This is Sam. Here's a blog. Enjoy:
Working with people is hard. There’s no way around it. People can hurt people. We’re great at it.
Take my two toddlers…
Forgive me, that wasn’t a funny joke. You know what’s not a joke? Working with people. Back to my two toddlers.
Solomon is almost five. Samson is almost three.
Samson is learning how to urinate in a toilet. This is a challenging lesson, to be sure. There’s often pools of urine in our bathroom. It’s a messy situation. Yellow, too. Still, the boy is figuring things out. God bless him.
“Tell me when you need to use the big boy potty,” my wife Katie said to Samson the other morning, after putting big boy underwear on him. “Remember, you’re not wearing a diaper.”
Solomon chimed in. “Yes, tell me when you need to use the big boy potty, Samson. I’ll help you.”
Solomon was trying to help his brother. He was also, whether he meant to or not, expressing his power over Samson. He is the older brother. He is the original big boy.
Solomon continued to tell Samson that Samson needed to let us know if he had to use the big boy potty. This went on for a couple of minutes.
“You’re not a big boy,” Solomon reminded his brother when Samson suggested he didn’t need help.
“I AM a big boy.” Samson said emphatically.
The two fought. Solomon ended up in his room crying. Samson went to the other side of the house in search of peace quiet.
What started as two people working together to solve a problem – urinating in a toilet – ended with conflict and the gnashing of teeth. Forgive the potty talk, but I don’t think the story of my sons is that far removed from my general experience working with people. We often start with good, helpful intentions and end up raging against each other. Power is often the root of this phenomenon, I think. Like Solomon, we want to be seen, heard, and valued. Like Samson, we don’t want others to impose their power over us. We want autonomy. Conflict ensues. I’ve often been hurt when working with other people. That much is sure.
Improv has taught me so much about working with other people. Precepts of improv serve me when I encounter others. Listen carefully. Affirm and accept each offering. Be open to the unexpected. Participate in a way that doesn’t serve my own interests but, rather, the needs of the group in the moment. If the group succeeds, I succeed. If they fail, I fail. Share power and don’t impose your own vision at the expense of others. Improv has not only taught me how to name these things, it’s required me to practice being in relation with people in the way I describe above. As an improv teacher, I’ve been challenged to create contexts where people follow the list of precepts here.

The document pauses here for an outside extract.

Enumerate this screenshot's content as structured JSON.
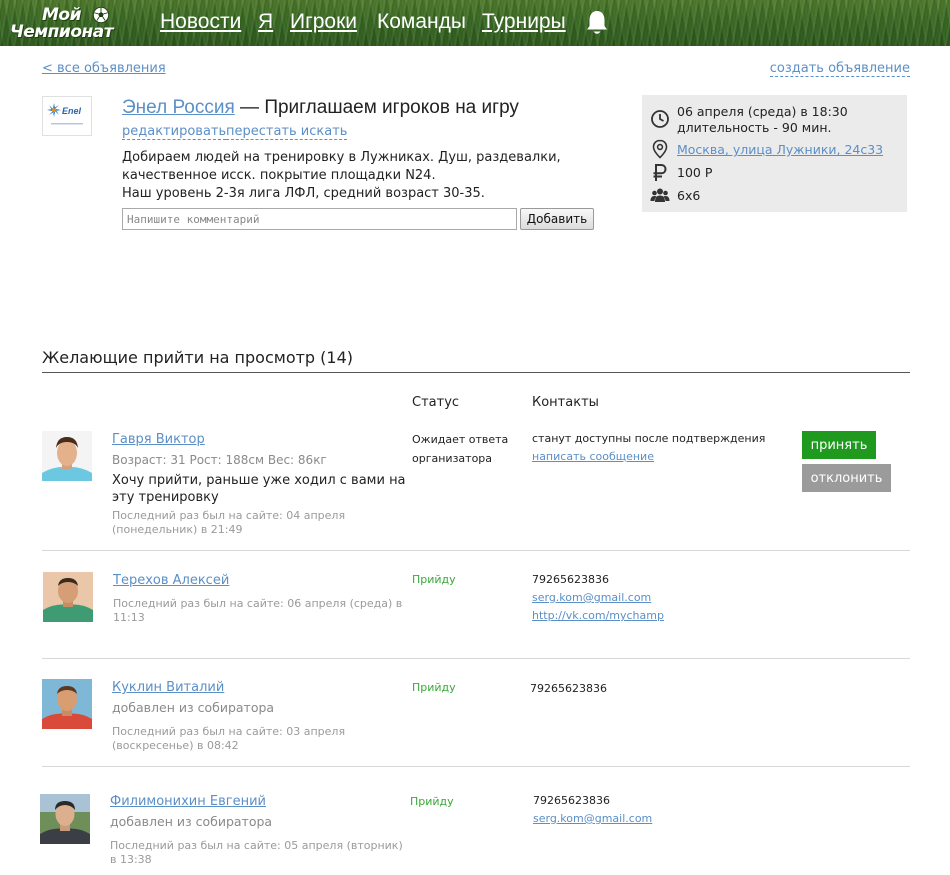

Please take note. I’m not a master of working with people. I can be selfish, thoughtless, and cruel. Like Solomon, I often remind people that I’m a big boy and they’re not in the spirit of helping them. Things never end up working out for me when I act this way, but I’m only human, and I act this way far too often. Still, I’ve learned that I’m better served when I bring an improvisational ethos to the work of being in relation with others. My classrooms are more productive when I follow the guidelines mentioned above. They’re healthier, happier, and less dangerous. Collaborative projects always go better for me when I avoid imposing my will at the expense of serving the work of the group. Sometimes you need to get out of the way and improv had allowed me to practice doing so.
And of course improv isn’t some magic cure-all. I’m weary of being mistaken for a snake oil salesman here. But improv, if facilitated well, creates a unique space for people to imagine new ways to be in relation to each other. At least, that’s what the artform has provided for me over the years. And that’s the kind of space I’ve tried to provide for others in my work as a teacher or director.
Being a parent is hard. I don’t know how to help Solomon and Samson avoid the fight they got into over being big boys. I’m certain there will be more fights to come. Improvisational parenting? There’s certainly a self-help book in that idea. I’m too busy cleaning urine off our bathroom floor to write it at the moment.